Schnell, a resident of Newton, spoke about the trip and the perception he got from the customers in a release from ISA.

“They made it clear that, when it comes down to the bottom line, it is the competitiveness of our soybeans. They prefer our beans, but they are not going to pay a large premium for them,” Schnell said. “With that in mind, we need to work with them and show them that our beans are superior and more dependable than South American beans.”

Recently, the U.S. has been facing stiff competition for soy exports, specifically from some South American countries, most notably Argentina and Brazil.

According to the USDA, the U.S. produced 85 million metric tons this year, but Brazil is expected to yield a little more than 88 million metric tons when the country has its soy harvest season, which begins in 2014. USDA also projects Argentina to produce 53.3 million metric tons for its harvest.

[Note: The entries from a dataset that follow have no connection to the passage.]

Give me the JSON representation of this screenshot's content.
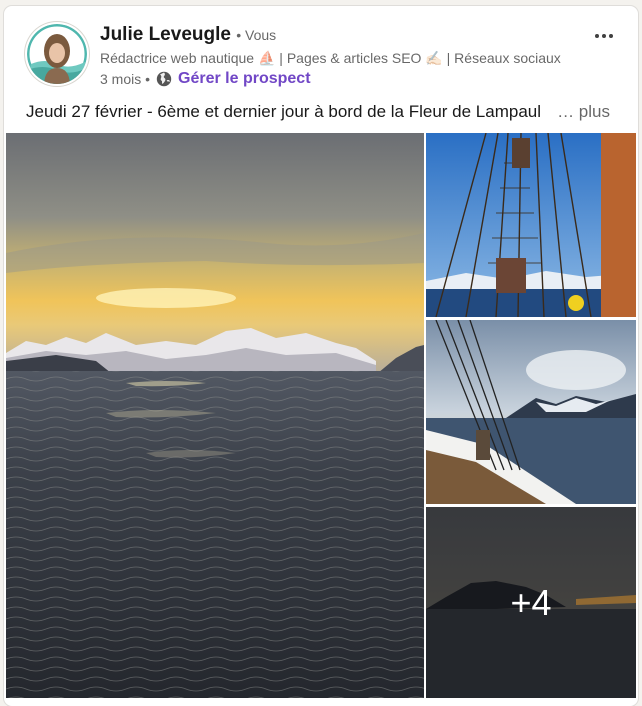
{
  "post": {
    "author_name": "Julie Leveugle",
    "degree": "• Vous",
    "headline": "Rédactrice web nautique ⛵ | Pages & articles SEO ✍🏻 | Réseaux sociaux",
    "time": "3 mois •",
    "manage_label": "Gérer le prospect",
    "text": "Jeudi 27 février - 6ème et dernier jour à bord de la Fleur de Lampaul",
    "see_more": "… plus",
    "extra_photos": "+4"
  },
  "icons": {
    "more": "ellipsis-icon",
    "visibility": "globe-icon"
  },
  "colors": {
    "accent": "#7147c6",
    "card_background": "#ffffff",
    "page_background": "#f4f2ee"
  }
}
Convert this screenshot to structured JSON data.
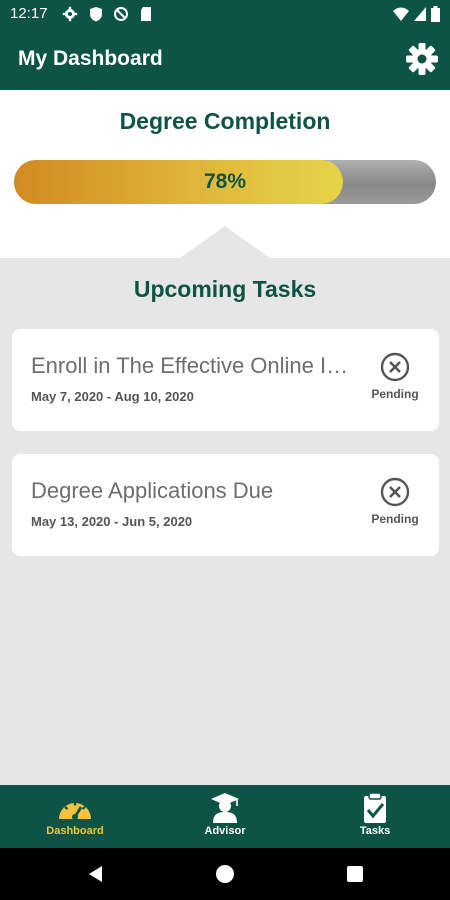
{
  "status_bar": {
    "time": "12:17",
    "left_icons": [
      "gear-icon",
      "shield-icon",
      "blocked-icon",
      "sd-card-icon"
    ],
    "right_icons": [
      "wifi-icon",
      "signal-icon",
      "battery-icon"
    ]
  },
  "app_bar": {
    "title": "My Dashboard",
    "settings_icon": "gear-icon"
  },
  "degree": {
    "title": "Degree Completion",
    "progress_percent": 78,
    "progress_label": "78%"
  },
  "tasks_section": {
    "title": "Upcoming Tasks",
    "tasks": [
      {
        "title": "Enroll in The Effective Online Instructor",
        "dates": "May 7, 2020 - Aug 10, 2020",
        "status": "Pending"
      },
      {
        "title": "Degree Applications Due",
        "dates": "May 13, 2020 - Jun 5, 2020",
        "status": "Pending"
      }
    ]
  },
  "bottom_nav": {
    "items": [
      {
        "label": "Dashboard",
        "icon": "speedometer-icon",
        "active": true
      },
      {
        "label": "Advisor",
        "icon": "graduate-icon",
        "active": false
      },
      {
        "label": "Tasks",
        "icon": "clipboard-check-icon",
        "active": false
      }
    ]
  },
  "colors": {
    "primary": "#0d5446",
    "accent": "#f2c43d",
    "background": "#e6e6e6"
  }
}
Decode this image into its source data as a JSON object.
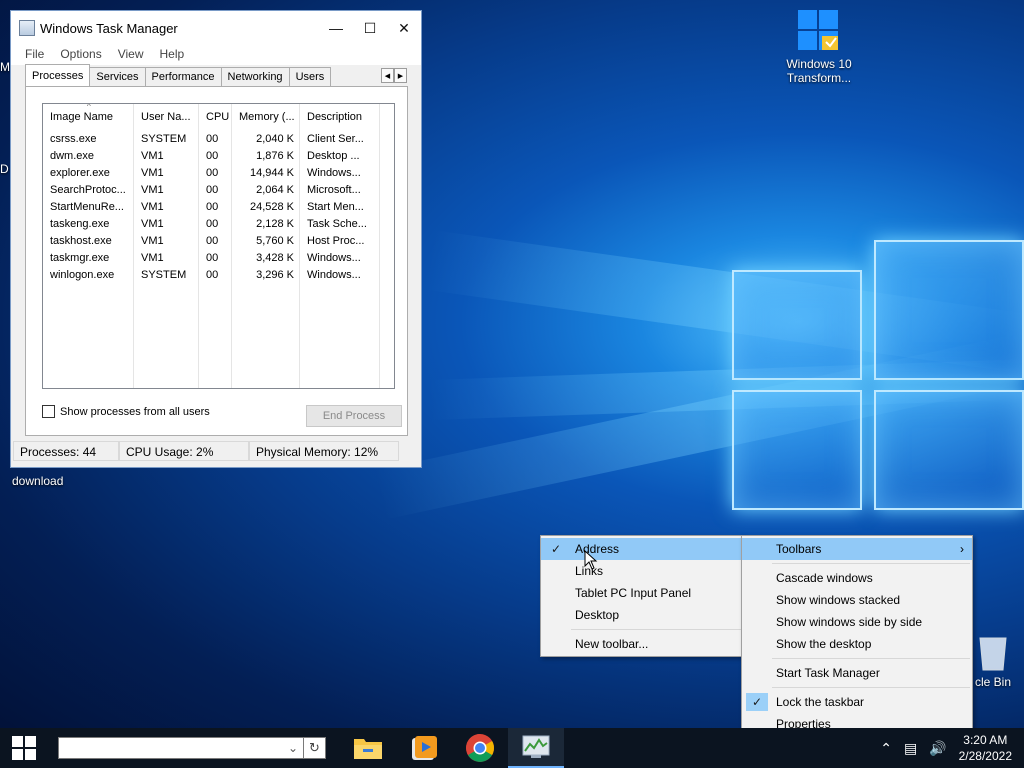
{
  "desktop": {
    "icons": [
      {
        "label": "Windows 10 Transform...",
        "label_line1": "Windows 10",
        "label_line2": "Transform..."
      },
      {
        "label": "download"
      },
      {
        "label": "cle Bin"
      }
    ],
    "edge_fragments": [
      "M",
      "D"
    ]
  },
  "task_manager": {
    "title": "Windows Task Manager",
    "menu": [
      "File",
      "Options",
      "View",
      "Help"
    ],
    "tabs": [
      "Processes",
      "Services",
      "Performance",
      "Networking",
      "Users"
    ],
    "active_tab": "Processes",
    "columns": [
      "Image Name",
      "User Na...",
      "CPU",
      "Memory (...",
      "Description"
    ],
    "rows": [
      [
        "csrss.exe",
        "SYSTEM",
        "00",
        "2,040 K",
        "Client Ser..."
      ],
      [
        "dwm.exe",
        "VM1",
        "00",
        "1,876 K",
        "Desktop ..."
      ],
      [
        "explorer.exe",
        "VM1",
        "00",
        "14,944 K",
        "Windows..."
      ],
      [
        "SearchProtoc...",
        "VM1",
        "00",
        "2,064 K",
        "Microsoft..."
      ],
      [
        "StartMenuRe...",
        "VM1",
        "00",
        "24,528 K",
        "Start Men..."
      ],
      [
        "taskeng.exe",
        "VM1",
        "00",
        "2,128 K",
        "Task Sche..."
      ],
      [
        "taskhost.exe",
        "VM1",
        "00",
        "5,760 K",
        "Host Proc..."
      ],
      [
        "taskmgr.exe",
        "VM1",
        "00",
        "3,428 K",
        "Windows..."
      ],
      [
        "winlogon.exe",
        "SYSTEM",
        "00",
        "3,296 K",
        "Windows..."
      ]
    ],
    "show_all_label": "Show processes from all users",
    "end_process_label": "End Process",
    "status": {
      "processes": "Processes: 44",
      "cpu": "CPU Usage: 2%",
      "memory": "Physical Memory: 12%"
    }
  },
  "toolbars_submenu": {
    "items": [
      {
        "label": "Address",
        "checked": true,
        "highlighted": true
      },
      {
        "label": "Links",
        "checked": false
      },
      {
        "label": "Tablet PC Input Panel",
        "checked": false
      },
      {
        "label": "Desktop",
        "checked": false
      },
      {
        "label": "New toolbar...",
        "checked": false
      }
    ]
  },
  "taskbar_menu": {
    "toolbars": "Toolbars",
    "cascade": "Cascade windows",
    "stacked": "Show windows stacked",
    "side_by_side": "Show windows side by side",
    "show_desktop": "Show the desktop",
    "start_task_manager": "Start Task Manager",
    "lock_taskbar": "Lock the taskbar",
    "properties": "Properties"
  },
  "taskbar": {
    "address_value": "",
    "clock_time": "3:20 AM",
    "clock_date": "2/28/2022"
  },
  "colors": {
    "accent": "#0078d7",
    "menu_highlight": "#91c9f7",
    "taskbar": "#0b1420"
  }
}
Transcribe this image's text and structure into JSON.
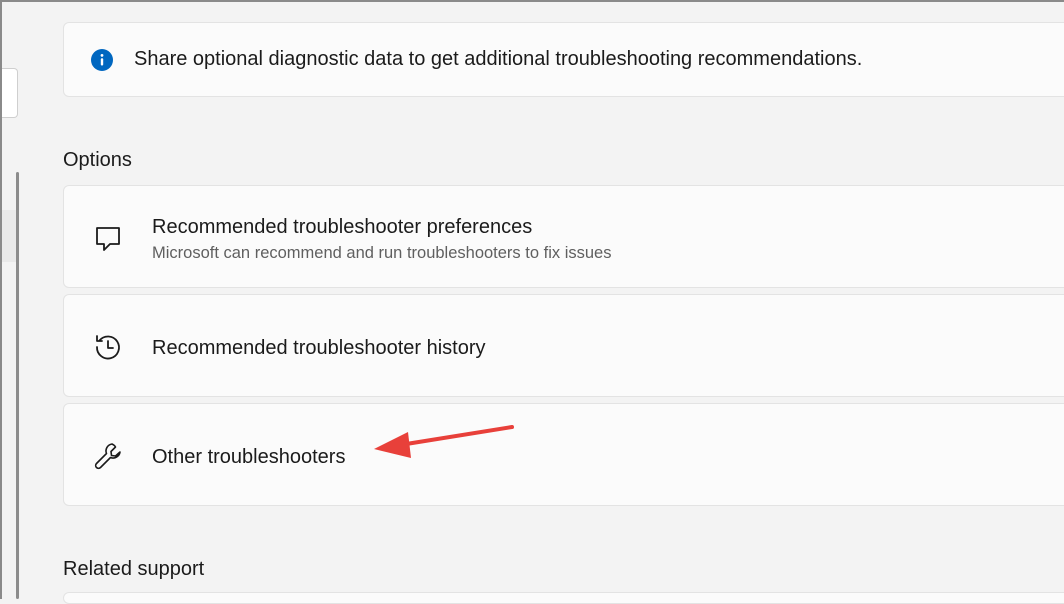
{
  "info_bar": {
    "icon": "info-icon",
    "text": "Share optional diagnostic data to get additional troubleshooting recommendations.",
    "accent": "#0067c0"
  },
  "options": {
    "title": "Options",
    "items": [
      {
        "icon": "chat-bubble-icon",
        "title": "Recommended troubleshooter preferences",
        "subtitle": "Microsoft can recommend and run troubleshooters to fix issues"
      },
      {
        "icon": "history-icon",
        "title": "Recommended troubleshooter history"
      },
      {
        "icon": "wrench-icon",
        "title": "Other troubleshooters"
      }
    ]
  },
  "related_support": {
    "title": "Related support"
  },
  "annotation": {
    "arrow_color": "#e8403a"
  }
}
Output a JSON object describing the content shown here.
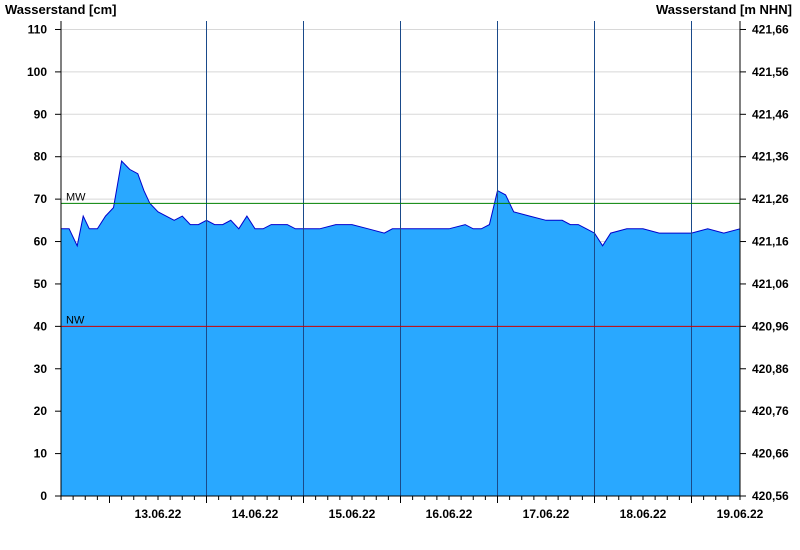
{
  "chart_data": {
    "type": "area",
    "y_left_label": "Wasserstand [cm]",
    "y_right_label": "Wasserstand [m NHN]",
    "ylim": [
      0,
      112
    ],
    "y_left_ticks": [
      0,
      10,
      20,
      30,
      40,
      50,
      60,
      70,
      80,
      90,
      100,
      110
    ],
    "y_right_ticks": [
      "420,56",
      "420,66",
      "420,76",
      "420,86",
      "420,96",
      "421,06",
      "421,16",
      "421,26",
      "421,36",
      "421,46",
      "421,56",
      "421,66"
    ],
    "x_range_days": [
      "12.06.22 12:00",
      "19.06.22 12:00"
    ],
    "x_tick_labels": [
      "13.06.22",
      "14.06.22",
      "15.06.22",
      "16.06.22",
      "17.06.22",
      "18.06.22",
      "19.06.22"
    ],
    "reference_lines": [
      {
        "name": "MW",
        "value": 69,
        "color": "#008000"
      },
      {
        "name": "NW",
        "value": 40,
        "color": "#cc0000"
      }
    ],
    "fill_color": "#29a8ff",
    "line_color": "#0000cc",
    "gridlines": true,
    "series": [
      {
        "x": [
          "12.06.22 12:00",
          "12.06.22 14:00",
          "12.06.22 16:00",
          "12.06.22 17:30",
          "12.06.22 19:00",
          "12.06.22 21:00",
          "12.06.22 23:00",
          "13.06.22 01:00",
          "13.06.22 03:00",
          "13.06.22 05:00",
          "13.06.22 07:00",
          "13.06.22 08:30",
          "13.06.22 10:00",
          "13.06.22 12:00",
          "13.06.22 14:00",
          "13.06.22 16:00",
          "13.06.22 18:00",
          "13.06.22 20:00",
          "13.06.22 22:00",
          "14.06.22 00:00",
          "14.06.22 02:00",
          "14.06.22 04:00",
          "14.06.22 06:00",
          "14.06.22 08:00",
          "14.06.22 10:00",
          "14.06.22 12:00",
          "14.06.22 14:00",
          "14.06.22 16:00",
          "14.06.22 18:00",
          "14.06.22 20:00",
          "14.06.22 22:00",
          "15.06.22 00:00",
          "15.06.22 04:00",
          "15.06.22 08:00",
          "15.06.22 12:00",
          "15.06.22 16:00",
          "15.06.22 20:00",
          "15.06.22 22:00",
          "16.06.22 00:00",
          "16.06.22 04:00",
          "16.06.22 08:00",
          "16.06.22 12:00",
          "16.06.22 16:00",
          "16.06.22 18:00",
          "16.06.22 20:00",
          "16.06.22 22:00",
          "17.06.22 00:00",
          "17.06.22 02:00",
          "17.06.22 04:00",
          "17.06.22 08:00",
          "17.06.22 12:00",
          "17.06.22 16:00",
          "17.06.22 18:00",
          "17.06.22 20:00",
          "17.06.22 22:00",
          "18.06.22 00:00",
          "18.06.22 02:00",
          "18.06.22 04:00",
          "18.06.22 08:00",
          "18.06.22 12:00",
          "18.06.22 16:00",
          "18.06.22 20:00",
          "19.06.22 00:00",
          "19.06.22 04:00",
          "19.06.22 08:00",
          "19.06.22 12:00"
        ],
        "y": [
          63,
          63,
          59,
          66,
          63,
          63,
          66,
          68,
          79,
          77,
          76,
          72,
          69,
          67,
          66,
          65,
          66,
          64,
          64,
          65,
          64,
          64,
          65,
          63,
          66,
          63,
          63,
          64,
          64,
          64,
          63,
          63,
          63,
          64,
          64,
          63,
          62,
          63,
          63,
          63,
          63,
          63,
          64,
          63,
          63,
          64,
          72,
          71,
          67,
          66,
          65,
          65,
          64,
          64,
          63,
          62,
          59,
          62,
          63,
          63,
          62,
          62,
          62,
          63,
          62,
          63
        ]
      }
    ]
  }
}
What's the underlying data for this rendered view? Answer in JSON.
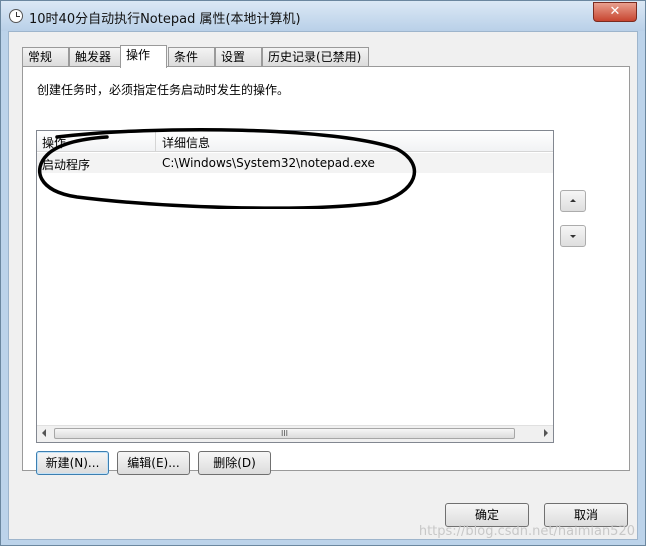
{
  "window": {
    "title": "10时40分自动执行Notepad 属性(本地计算机)",
    "close_glyph": "✕"
  },
  "tabs": [
    "常规",
    "触发器",
    "操作",
    "条件",
    "设置",
    "历史记录(已禁用)"
  ],
  "active_tab": "操作",
  "panel": {
    "description": "创建任务时，必须指定任务启动时发生的操作。",
    "columns": [
      "操作",
      "详细信息"
    ],
    "rows": [
      {
        "action": "启动程序",
        "details": "C:\\Windows\\System32\\notepad.exe"
      }
    ],
    "scroll_thumb_glyph": "III",
    "buttons": {
      "new": "新建(N)...",
      "edit": "编辑(E)...",
      "delete": "删除(D)"
    }
  },
  "footer": {
    "ok": "确定",
    "cancel": "取消"
  },
  "watermark": "https://blog.csdn.net/haimian520",
  "icons": [
    "clock-icon",
    "move-up-icon",
    "move-down-icon",
    "scroll-left-icon",
    "scroll-right-icon"
  ]
}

ISA sees the looming threat to U.S. exports coming from the south, which is why it has been proactive with the visits to the Philippines and Vietnam and have made these trips annually for the last several years.

One guaranteed stop in the Philippines is La Filipina Uy Gongco Corporation, the largest importer of U.S. soymeal according to ISA. La Filipina imported 270,000 metric tons of soymeal in 2012, 300,000 metric tons this year and ISA said in the future the company wants to up that amount to 340,000 metric tons.

Gerald Uygonco, a representative of La Filipina, told ISA why the company still choses to work with U.S. soymeal versus that of competing countries.

“We have proven that U.S. soybean meal works better than any other meal out in the world, and that farmers can actually earn more by using U.S. soybean meal compared to other meals,” Uygonco said. “Since we have proven that to them, we have been growing because all of our customers have been seeing the results.”